HHS researchers discover ‘silent’ strokes are common after surgery
Hamilton Health Sciences researchers have discovered that covert – or ‘silent’ – strokes are common in seniors after they have elective, non-cardiac surgery and are linked to cognitive decline.
While an overt stroke causes obvious symptoms, such as weakness in one arm or speech problems that last more than a day, a covert stroke is not obvious except on brain scans, such as MRI. Each year, approximately 0.5 per cent of the 50 million people age 65 years or older worldwide who have major, non-cardiac surgery will suffer an overt stroke, but until now little was known about its silent sibling.
“We’ve found that ‘silent’ covert strokes are actually more common than overt strokes in people aged 65 or older who have surgery,” said Dr. PJ Devereaux, co-principal investigator of the NeuroVISION study. Dr. Devereaux is a cardiologist at Hamilton Health Sciences (HHS) and a senior scientist at the Population Health Research Institute of McMaster University and HHS.
Dr. Devereaux and his team found that one in 14 people over age 65 who had elective, non-cardiac surgery had a silent stroke, suggesting that as many as three million people in this age category suffer a silent stroke after surgery each year.
Despite the benefits of surgery, we also need to understand the risks.”

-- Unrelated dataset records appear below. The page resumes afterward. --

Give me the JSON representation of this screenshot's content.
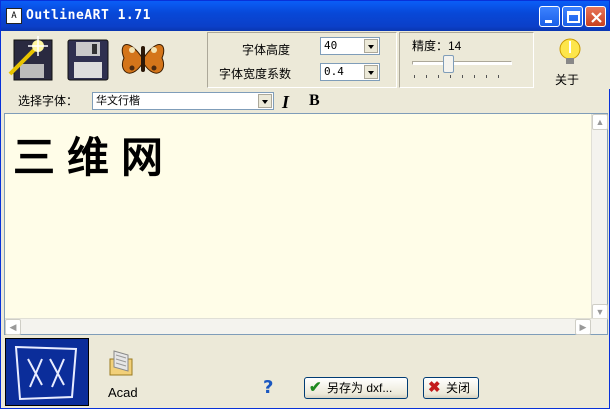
{
  "window": {
    "title": "OutlineART 1.71",
    "app_icon_glyph": "A"
  },
  "toolbar": {
    "font_height_label": "字体高度",
    "font_height_value": "40",
    "font_width_label": "字体宽度系数",
    "font_width_value": "0.4",
    "precision_label": "精度：14",
    "precision_slider_level": 0.35,
    "about_label": "关于"
  },
  "font_row": {
    "select_label": "选择字体：",
    "font_value": "华文行楷",
    "italic_label": "I",
    "bold_label": "B"
  },
  "canvas": {
    "text": "三维网"
  },
  "bottom": {
    "acad_label": "Acad",
    "help_label": "?",
    "save_label": "另存为 dxf...",
    "close_label": "关闭"
  },
  "colors": {
    "titlebar": "#0a52e8",
    "canvas_bg": "#fffde8",
    "preview_bg": "#0b2d9a"
  },
  "icons": [
    "new-file-wand-icon",
    "save-disk-icon",
    "butterfly-icon",
    "lightbulb-icon",
    "preview-glyph-icon",
    "acad-folder-icon",
    "help-icon",
    "save-check-icon",
    "close-x-icon"
  ]
}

NeuroVISION involved 1,114 patients aged 65 years and older from North and South America, Asia, New Zealand, and Europe. All patients received an MRI within nine days of their surgery to look for evidence of silent stroke. The research team followed patients for one year after their surgery to assess their cognitive capabilities. They found that people who had a silent stroke after surgery were more likely to experience cognitive decline, perioperative delirium, overt stroke or transient ischaemic attack within one year, compared to patients who did not have a silent stroke.
“Over the last century, surgery has greatly improved the health and the quality of life of patients around the world,” said Dr. Marko Mrkobrada, an associate professor of medicine at University of Western Ontario and co-principal investigator for the NeuroVISION study.
“Surgeons are now able to operate on older and sicker patients thanks to improvements in surgical and anesthetic techniques. Despite the benefits of surgery, we also need to understand the risks.”
The results of the NeuroVISION study have been published in the prestigious medical journal The Lancet.